U.S. Rep. Beto O & Rourke, D-El Paso, will be appearing on the "Ellen DeGeneres Show", announced the organizer of the program on Tuesday.
"See you on September 5 @BetoORourke," DeGeneres said in a Twitter post .
DeGeneres said she hopes to meet the Senate hopefully after seeing a video by the media company NowThis, in which O'Rourke explains why he supports National Football League players against the national anthem is protesting. 19659002] O & Rourke, who challenges US Senator Ted Cruz, R-Texas, said he does not kneel disrespectfully during the national anthem.
"Peaceful, non-violent protests, including a knee in a football game, to point out that black men, unarmed black teenagers, unarmed and black unarmed children are killed in scary ways, including by law enforcement officials, without accountability and without justice, "said O & Rourke in part. "And this problem, hard as it is, will not be remedied, and frankly it's frustrating with people like myself and those in positions of public trust and power who could not solve that or brought justice for what And to keep it from happening in that country, and peacefully, peacefully, as the eyes of this country watch these games, they take a knee to focus our attention and focus on this issue to ensure That's why they do it, and I can not imagine anything more American than getting up peacefully or taking a knee for your rights anytime, anywhere, anywhere. "
The video had 1
It is unlikely – and perhaps unthinkable – that Congress would protest against NFL anthems, but in the Senate race it becomes a central theme.
Cruz & # 39; campaign

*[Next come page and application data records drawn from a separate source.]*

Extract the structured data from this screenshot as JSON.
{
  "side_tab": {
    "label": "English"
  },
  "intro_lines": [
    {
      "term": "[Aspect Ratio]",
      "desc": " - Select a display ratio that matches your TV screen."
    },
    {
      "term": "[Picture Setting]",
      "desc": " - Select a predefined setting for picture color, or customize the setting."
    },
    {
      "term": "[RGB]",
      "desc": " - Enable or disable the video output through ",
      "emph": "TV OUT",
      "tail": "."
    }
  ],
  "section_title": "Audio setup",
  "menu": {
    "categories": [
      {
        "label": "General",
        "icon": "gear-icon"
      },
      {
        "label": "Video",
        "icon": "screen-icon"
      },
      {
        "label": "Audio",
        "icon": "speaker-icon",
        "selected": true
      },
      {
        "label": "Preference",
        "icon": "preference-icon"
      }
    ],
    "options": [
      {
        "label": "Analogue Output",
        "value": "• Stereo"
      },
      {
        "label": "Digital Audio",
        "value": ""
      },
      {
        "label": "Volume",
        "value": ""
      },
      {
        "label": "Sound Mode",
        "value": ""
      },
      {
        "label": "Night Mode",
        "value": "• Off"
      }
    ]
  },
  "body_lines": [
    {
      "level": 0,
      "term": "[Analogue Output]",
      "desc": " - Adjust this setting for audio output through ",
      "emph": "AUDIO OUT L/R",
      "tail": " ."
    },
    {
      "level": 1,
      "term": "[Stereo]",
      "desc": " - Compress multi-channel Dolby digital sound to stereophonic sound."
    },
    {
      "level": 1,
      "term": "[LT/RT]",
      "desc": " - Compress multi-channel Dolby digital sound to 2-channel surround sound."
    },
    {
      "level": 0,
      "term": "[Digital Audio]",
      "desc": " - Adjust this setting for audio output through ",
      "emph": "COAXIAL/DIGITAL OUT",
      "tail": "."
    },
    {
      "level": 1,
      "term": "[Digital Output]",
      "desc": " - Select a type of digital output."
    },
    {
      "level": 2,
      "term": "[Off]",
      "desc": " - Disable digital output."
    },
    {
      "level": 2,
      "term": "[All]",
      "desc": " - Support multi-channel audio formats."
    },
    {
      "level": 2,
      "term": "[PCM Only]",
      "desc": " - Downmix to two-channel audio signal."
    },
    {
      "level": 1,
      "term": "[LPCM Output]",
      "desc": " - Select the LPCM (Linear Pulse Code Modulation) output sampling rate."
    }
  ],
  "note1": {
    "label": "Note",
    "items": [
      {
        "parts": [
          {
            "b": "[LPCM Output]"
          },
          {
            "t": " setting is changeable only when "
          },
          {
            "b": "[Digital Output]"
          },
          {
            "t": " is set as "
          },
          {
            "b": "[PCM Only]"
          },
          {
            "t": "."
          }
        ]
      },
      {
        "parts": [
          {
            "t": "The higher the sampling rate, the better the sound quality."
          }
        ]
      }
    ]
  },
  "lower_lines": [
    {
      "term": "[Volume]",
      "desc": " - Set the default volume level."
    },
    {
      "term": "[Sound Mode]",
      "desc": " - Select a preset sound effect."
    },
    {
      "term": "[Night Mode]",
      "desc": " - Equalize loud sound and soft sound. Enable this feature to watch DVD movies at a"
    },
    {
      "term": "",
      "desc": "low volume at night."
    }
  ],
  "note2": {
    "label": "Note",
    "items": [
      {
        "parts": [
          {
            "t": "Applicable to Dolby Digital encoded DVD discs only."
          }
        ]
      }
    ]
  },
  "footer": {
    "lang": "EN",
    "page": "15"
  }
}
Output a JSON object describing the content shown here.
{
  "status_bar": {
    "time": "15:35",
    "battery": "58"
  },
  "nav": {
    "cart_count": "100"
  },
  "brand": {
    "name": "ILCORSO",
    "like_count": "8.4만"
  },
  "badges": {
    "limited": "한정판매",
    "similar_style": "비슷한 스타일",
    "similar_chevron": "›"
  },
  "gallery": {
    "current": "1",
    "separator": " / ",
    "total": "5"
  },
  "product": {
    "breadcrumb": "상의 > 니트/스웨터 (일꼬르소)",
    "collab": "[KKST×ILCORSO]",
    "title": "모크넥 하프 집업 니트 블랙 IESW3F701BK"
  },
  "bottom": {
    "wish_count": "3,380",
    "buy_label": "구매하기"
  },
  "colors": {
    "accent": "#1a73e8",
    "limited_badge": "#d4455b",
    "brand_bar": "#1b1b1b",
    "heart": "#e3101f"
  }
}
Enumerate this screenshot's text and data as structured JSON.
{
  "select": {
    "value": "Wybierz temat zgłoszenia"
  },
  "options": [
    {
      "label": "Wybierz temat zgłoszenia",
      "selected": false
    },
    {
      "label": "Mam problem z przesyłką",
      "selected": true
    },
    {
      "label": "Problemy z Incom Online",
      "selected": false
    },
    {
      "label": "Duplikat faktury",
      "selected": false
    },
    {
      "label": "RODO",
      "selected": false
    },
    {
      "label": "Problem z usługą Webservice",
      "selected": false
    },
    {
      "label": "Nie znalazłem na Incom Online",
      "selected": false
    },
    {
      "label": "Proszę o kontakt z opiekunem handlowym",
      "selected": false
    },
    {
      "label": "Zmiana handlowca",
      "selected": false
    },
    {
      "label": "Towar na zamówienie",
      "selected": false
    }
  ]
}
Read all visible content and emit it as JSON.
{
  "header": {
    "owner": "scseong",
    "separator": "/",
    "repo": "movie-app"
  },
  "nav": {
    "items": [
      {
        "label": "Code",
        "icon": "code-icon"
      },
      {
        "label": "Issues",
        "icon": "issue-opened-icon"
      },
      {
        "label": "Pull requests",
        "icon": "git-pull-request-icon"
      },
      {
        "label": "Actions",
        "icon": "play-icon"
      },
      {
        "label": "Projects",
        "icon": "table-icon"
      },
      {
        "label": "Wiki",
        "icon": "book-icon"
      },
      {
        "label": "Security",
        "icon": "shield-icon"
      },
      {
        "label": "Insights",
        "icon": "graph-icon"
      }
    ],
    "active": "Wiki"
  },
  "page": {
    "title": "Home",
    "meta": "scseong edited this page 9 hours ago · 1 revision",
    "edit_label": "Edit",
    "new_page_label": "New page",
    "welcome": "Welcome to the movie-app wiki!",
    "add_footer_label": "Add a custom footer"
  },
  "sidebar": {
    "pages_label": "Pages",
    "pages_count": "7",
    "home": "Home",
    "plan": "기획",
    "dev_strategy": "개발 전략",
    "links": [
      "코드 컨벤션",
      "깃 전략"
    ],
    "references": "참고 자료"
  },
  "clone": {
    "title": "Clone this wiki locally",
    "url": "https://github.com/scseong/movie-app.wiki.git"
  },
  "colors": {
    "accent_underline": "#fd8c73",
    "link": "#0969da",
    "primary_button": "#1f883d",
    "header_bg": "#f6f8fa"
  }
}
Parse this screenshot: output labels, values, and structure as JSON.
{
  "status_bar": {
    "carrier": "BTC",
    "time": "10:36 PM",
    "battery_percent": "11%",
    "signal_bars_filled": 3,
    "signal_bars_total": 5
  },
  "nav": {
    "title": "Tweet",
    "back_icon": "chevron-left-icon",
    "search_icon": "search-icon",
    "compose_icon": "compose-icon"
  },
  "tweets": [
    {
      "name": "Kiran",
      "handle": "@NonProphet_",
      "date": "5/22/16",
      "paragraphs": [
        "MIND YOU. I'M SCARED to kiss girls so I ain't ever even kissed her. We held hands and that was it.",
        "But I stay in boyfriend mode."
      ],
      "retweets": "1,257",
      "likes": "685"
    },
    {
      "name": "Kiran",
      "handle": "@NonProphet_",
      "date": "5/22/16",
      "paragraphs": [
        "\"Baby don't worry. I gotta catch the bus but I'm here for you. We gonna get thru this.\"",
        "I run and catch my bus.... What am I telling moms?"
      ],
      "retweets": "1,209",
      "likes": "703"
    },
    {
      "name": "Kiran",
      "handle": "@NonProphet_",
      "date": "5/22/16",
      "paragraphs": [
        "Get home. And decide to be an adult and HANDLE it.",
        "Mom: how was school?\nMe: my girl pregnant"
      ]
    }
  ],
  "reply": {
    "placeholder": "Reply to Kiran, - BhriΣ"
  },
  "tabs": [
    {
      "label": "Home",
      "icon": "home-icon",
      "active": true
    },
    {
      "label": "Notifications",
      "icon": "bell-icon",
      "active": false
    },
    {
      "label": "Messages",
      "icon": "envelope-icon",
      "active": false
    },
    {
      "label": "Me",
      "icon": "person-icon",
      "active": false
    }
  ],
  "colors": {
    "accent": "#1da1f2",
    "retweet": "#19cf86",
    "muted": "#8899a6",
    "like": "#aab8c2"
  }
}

Comment on O & Rourkes comments: "The liberal Hollywood was thrilled, but do the Texans agree?"
"Whoever believed that we had problems, whether you stand during the national anthem or not," Retired Marine Sgt. Tim Lee says in recordings of him at an event.
"Tim Lee, a Texan, served in Vietnam and on March 8, 1971, he joined a land mine," says the narrator.
"I made this country two legs," Lee continues. "I can not stand, but I expect you to stand for me when this national anthem is played."
"In November, where will you stand?" Says the narrator.
O & Rourke told reporters on Monday, he appreciates different opinions on the subject.
"I'm grateful for those who pay attention to the things we need to change," he said. "I'm grateful for those coming to a different conclusion on the subject and expressing their first amendment that they wish the NFL players would do so in other ways, but by nature it's all American, or "We can ultimately have this debate, this discussion, and dialogue, and improve things by listening to each other and working together and seeing someone as no less American for his views or the way he expresses them."
President Donald The Federal Chancellery has repeatedly tackled the issue and demanded that football players be suspended or dismissed for protesting against the anthem escalated the problem during a rally on September 22, 2017 in Huntsville, Alabama, by using profanity.
"Would not you like to see one of these NFL owners if someone flouts our flag to say," Get the son of a bitch out of the field right now, he's fired, he's fired, "Trump said ,
Vice President Mike Pence, more than a year after the anthem protests began, left a game dated October 8, 2017 between the Indianapolis Colts and the San Francisco 49ers after members of the 49ers had knelt the anthem played. Members of the Colts weeks ago had knelt during the anthem.
"I have left today's Colts game because President Trump and I will not honor any event that disregards our soldiers, our flag or our national anthem," said Pence, a former Indiana governor, according to NPR.
Trump later said he asked Pence to leave the game when a player knelt.
Additional coverage by Ken Herman, an American statesman.